Exact repetition of the data below is required.
===== MATERIALS PROVIDED
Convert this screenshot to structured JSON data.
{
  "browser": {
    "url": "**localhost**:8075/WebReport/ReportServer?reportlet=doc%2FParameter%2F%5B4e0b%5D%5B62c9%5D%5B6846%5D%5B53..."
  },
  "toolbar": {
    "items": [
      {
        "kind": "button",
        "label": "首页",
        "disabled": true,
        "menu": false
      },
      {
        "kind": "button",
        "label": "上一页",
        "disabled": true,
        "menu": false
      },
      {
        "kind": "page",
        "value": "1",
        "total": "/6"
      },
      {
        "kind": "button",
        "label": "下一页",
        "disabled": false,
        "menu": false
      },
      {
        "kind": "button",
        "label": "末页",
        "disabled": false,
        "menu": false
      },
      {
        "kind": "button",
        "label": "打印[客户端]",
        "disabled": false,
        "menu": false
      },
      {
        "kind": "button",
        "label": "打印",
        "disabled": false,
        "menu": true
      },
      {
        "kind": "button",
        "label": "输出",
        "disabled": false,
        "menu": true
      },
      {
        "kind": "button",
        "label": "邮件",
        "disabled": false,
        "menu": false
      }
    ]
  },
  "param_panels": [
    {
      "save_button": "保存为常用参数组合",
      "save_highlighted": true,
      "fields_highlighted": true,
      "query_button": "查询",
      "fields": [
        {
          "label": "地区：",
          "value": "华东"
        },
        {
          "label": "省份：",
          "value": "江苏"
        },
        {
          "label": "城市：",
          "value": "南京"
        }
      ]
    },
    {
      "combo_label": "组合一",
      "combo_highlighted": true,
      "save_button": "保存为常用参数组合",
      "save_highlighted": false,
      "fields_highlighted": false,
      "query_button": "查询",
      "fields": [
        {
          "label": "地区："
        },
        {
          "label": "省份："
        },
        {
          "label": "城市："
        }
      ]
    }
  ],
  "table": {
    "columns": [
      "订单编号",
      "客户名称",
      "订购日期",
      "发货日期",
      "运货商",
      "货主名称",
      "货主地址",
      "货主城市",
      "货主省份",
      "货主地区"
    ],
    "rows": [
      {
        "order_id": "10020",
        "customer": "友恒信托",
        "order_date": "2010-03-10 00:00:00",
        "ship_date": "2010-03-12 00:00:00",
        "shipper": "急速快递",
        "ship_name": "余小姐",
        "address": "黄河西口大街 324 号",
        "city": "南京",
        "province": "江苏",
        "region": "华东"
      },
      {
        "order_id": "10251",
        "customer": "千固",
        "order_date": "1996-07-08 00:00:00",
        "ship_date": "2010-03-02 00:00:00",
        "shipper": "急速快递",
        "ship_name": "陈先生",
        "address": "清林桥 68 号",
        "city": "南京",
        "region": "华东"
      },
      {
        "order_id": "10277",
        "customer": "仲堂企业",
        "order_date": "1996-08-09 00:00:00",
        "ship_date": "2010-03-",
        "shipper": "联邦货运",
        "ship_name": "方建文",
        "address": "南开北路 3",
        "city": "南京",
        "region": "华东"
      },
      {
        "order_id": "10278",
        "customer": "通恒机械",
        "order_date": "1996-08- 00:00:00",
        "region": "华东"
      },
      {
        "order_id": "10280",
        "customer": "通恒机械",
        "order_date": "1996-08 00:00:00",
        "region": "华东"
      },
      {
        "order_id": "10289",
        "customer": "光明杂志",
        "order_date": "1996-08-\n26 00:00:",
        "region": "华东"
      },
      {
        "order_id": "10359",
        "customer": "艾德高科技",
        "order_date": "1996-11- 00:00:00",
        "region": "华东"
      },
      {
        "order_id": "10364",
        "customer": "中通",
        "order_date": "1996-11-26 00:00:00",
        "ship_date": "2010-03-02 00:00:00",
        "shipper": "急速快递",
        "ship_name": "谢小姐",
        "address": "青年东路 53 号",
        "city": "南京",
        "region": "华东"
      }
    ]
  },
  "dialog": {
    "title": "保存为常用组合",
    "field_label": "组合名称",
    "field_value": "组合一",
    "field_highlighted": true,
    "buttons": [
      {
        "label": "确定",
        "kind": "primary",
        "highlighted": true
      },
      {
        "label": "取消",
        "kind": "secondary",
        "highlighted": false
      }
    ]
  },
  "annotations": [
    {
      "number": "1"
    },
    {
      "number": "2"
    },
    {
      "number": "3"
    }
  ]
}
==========
* _ANSWER AREA_
Convert this screenshot to structured JSON data.
{
  "browser": {
    "url": "**localhost**:8075/WebReport/ReportServer?reportlet=doc%2FParameter%2F%5B4e0b%5D%5B62c9%5D%5B6846%5D%5B53..."
  },
  "toolbar": {
    "items": [
      {
        "kind": "button",
        "label": "首页",
        "disabled": true,
        "menu": false
      },
      {
        "kind": "button",
        "label": "上一页",
        "disabled": true,
        "menu": false
      },
      {
        "kind": "page",
        "value": "1",
        "total": "/6"
      },
      {
        "kind": "button",
        "label": "下一页",
        "disabled": false,
        "menu": false
      },
      {
        "kind": "button",
        "label": "末页",
        "disabled": false,
        "menu": false
      },
      {
        "kind": "button",
        "label": "打印[客户端]",
        "disabled": false,
        "menu": false
      },
      {
        "kind": "button",
        "label": "打印",
        "disabled": false,
        "menu": true
      },
      {
        "kind": "button",
        "label": "输出",
        "disabled": false,
        "menu": true
      },
      {
        "kind": "button",
        "label": "邮件",
        "disabled": false,
        "menu": false
      }
    ]
  },
  "param_panels": [
    {
      "save_button": "保存为常用参数组合",
      "save_highlighted": true,
      "fields_highlighted": true,
      "query_button": "查询",
      "fields": [
        {
          "label": "地区：",
          "value": "华东"
        },
        {
          "label": "省份：",
          "value": "江苏"
        },
        {
          "label": "城市：",
          "value": "南京"
        }
      ]
    },
    {
      "combo_label": "组合一",
      "combo_highlighted": true,
      "save_button": "保存为常用参数组合",
      "save_highlighted": false,
      "fields_highlighted": false,
      "query_button": "查询",
      "fields": [
        {
          "label": "地区："
        },
        {
          "label": "省份："
        },
        {
          "label": "城市："
        }
      ]
    }
  ],
  "table": {
    "columns": [
      "订单编号",
      "客户名称",
      "订购日期",
      "发货日期",
      "运货商",
      "货主名称",
      "货主地址",
      "货主城市",
      "货主省份",
      "货主地区"
    ],
    "rows": [
      {
        "order_id": "10020",
        "customer": "友恒信托",
        "order_date": "2010-03-10 00:00:00",
        "ship_date": "2010-03-12 00:00:00",
        "shipper": "急速快递",
        "ship_name": "余小姐",
        "address": "黄河西口大街 324 号",
        "city": "南京",
        "province": "江苏",
        "region": "华东"
      },
      {
        "order_id": "10251",
        "customer": "千固",
        "order_date": "1996-07-08 00:00:00",
        "ship_date": "2010-03-02 00:00:00",
        "shipper": "急速快递",
        "ship_name": "陈先生",
        "address": "清林桥 68 号",
        "city": "南京",
        "region": "华东"
      },
      {
        "order_id": "10277",
        "customer": "仲堂企业",
        "order_date": "1996-08-09 00:00:00",
        "ship_date": "2010-03-",
        "shipper": "联邦货运",
        "ship_name": "方建文",
        "address": "南开北路 3",
        "city": "南京",
        "region": "华东"
      },
      {
        "order_id": "10278",
        "customer": "通恒机械",
        "order_date": "1996-08- 00:00:00",
        "region": "华东"
      },
      {
        "order_id": "10280",
        "customer": "通恒机械",
        "order_date": "1996-08 00:00:00",
        "region": "华东"
      },
      {
        "order_id": "10289",
        "customer": "光明杂志",
        "order_date": "1996-08-\n26 00:00:",
        "region": "华东"
      },
      {
        "order_id": "10359",
        "customer": "艾德高科技",
        "order_date": "1996-11- 00:00:00",
        "region": "华东"
      },
      {
        "order_id": "10364",
        "customer": "中通",
        "order_date": "1996-11-26 00:00:00",
        "ship_date": "2010-03-02 00:00:00",
        "shipper": "急速快递",
        "ship_name": "谢小姐",
        "address": "青年东路 53 号",
        "city": "南京",
        "region": "华东"
      }
    ]
  },
  "dialog": {
    "title": "保存为常用组合",
    "field_label": "组合名称",
    "field_value": "组合一",
    "field_highlighted": true,
    "buttons": [
      {
        "label": "确定",
        "kind": "primary",
        "highlighted": true
      },
      {
        "label": "取消",
        "kind": "secondary",
        "highlighted": false
      }
    ]
  },
  "annotations": [
    {
      "number": "1"
    },
    {
      "number": "2"
    },
    {
      "number": "3"
    }
  ]
}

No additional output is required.